(Component data from apps and pages)
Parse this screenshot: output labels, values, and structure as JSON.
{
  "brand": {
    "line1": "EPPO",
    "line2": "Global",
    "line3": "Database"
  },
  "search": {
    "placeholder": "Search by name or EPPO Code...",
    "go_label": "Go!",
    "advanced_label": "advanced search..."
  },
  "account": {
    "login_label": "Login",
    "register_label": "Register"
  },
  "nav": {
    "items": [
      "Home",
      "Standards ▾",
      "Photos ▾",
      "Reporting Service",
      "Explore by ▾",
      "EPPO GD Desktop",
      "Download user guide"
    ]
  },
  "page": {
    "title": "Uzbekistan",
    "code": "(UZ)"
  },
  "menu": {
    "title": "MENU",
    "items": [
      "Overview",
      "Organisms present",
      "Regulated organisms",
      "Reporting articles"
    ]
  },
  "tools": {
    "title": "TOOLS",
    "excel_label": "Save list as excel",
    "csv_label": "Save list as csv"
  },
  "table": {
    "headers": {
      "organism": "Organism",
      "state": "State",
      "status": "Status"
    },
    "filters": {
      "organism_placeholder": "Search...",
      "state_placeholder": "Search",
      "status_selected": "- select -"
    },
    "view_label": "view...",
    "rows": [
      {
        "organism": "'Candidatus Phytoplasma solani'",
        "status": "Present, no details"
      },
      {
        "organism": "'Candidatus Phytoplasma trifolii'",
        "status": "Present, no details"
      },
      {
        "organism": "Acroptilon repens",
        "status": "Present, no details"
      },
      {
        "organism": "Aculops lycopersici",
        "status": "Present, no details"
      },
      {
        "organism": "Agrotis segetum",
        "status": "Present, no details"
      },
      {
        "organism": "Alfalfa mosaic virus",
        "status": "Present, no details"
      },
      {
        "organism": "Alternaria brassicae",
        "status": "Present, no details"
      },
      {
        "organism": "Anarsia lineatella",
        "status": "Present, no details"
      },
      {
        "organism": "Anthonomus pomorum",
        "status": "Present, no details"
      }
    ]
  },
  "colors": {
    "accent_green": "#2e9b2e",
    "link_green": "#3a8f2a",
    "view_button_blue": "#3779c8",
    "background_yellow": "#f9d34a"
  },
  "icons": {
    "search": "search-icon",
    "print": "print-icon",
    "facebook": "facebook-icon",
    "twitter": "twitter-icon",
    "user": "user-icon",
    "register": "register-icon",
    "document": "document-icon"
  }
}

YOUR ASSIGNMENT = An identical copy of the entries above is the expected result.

RESPONSE BELOW =
Parse this screenshot: output labels, values, and structure as JSON.
{
  "brand": {
    "line1": "EPPO",
    "line2": "Global",
    "line3": "Database"
  },
  "search": {
    "placeholder": "Search by name or EPPO Code...",
    "go_label": "Go!",
    "advanced_label": "advanced search..."
  },
  "account": {
    "login_label": "Login",
    "register_label": "Register"
  },
  "nav": {
    "items": [
      "Home",
      "Standards ▾",
      "Photos ▾",
      "Reporting Service",
      "Explore by ▾",
      "EPPO GD Desktop",
      "Download user guide"
    ]
  },
  "page": {
    "title": "Uzbekistan",
    "code": "(UZ)"
  },
  "menu": {
    "title": "MENU",
    "items": [
      "Overview",
      "Organisms present",
      "Regulated organisms",
      "Reporting articles"
    ]
  },
  "tools": {
    "title": "TOOLS",
    "excel_label": "Save list as excel",
    "csv_label": "Save list as csv"
  },
  "table": {
    "headers": {
      "organism": "Organism",
      "state": "State",
      "status": "Status"
    },
    "filters": {
      "organism_placeholder": "Search...",
      "state_placeholder": "Search",
      "status_selected": "- select -"
    },
    "view_label": "view...",
    "rows": [
      {
        "organism": "'Candidatus Phytoplasma solani'",
        "status": "Present, no details"
      },
      {
        "organism": "'Candidatus Phytoplasma trifolii'",
        "status": "Present, no details"
      },
      {
        "organism": "Acroptilon repens",
        "status": "Present, no details"
      },
      {
        "organism": "Aculops lycopersici",
        "status": "Present, no details"
      },
      {
        "organism": "Agrotis segetum",
        "status": "Present, no details"
      },
      {
        "organism": "Alfalfa mosaic virus",
        "status": "Present, no details"
      },
      {
        "organism": "Alternaria brassicae",
        "status": "Present, no details"
      },
      {
        "organism": "Anarsia lineatella",
        "status": "Present, no details"
      },
      {
        "organism": "Anthonomus pomorum",
        "status": "Present, no details"
      }
    ]
  },
  "colors": {
    "accent_green": "#2e9b2e",
    "link_green": "#3a8f2a",
    "view_button_blue": "#3779c8",
    "background_yellow": "#f9d34a"
  },
  "icons": {
    "search": "search-icon",
    "print": "print-icon",
    "facebook": "facebook-icon",
    "twitter": "twitter-icon",
    "user": "user-icon",
    "register": "register-icon",
    "document": "document-icon"
  }
}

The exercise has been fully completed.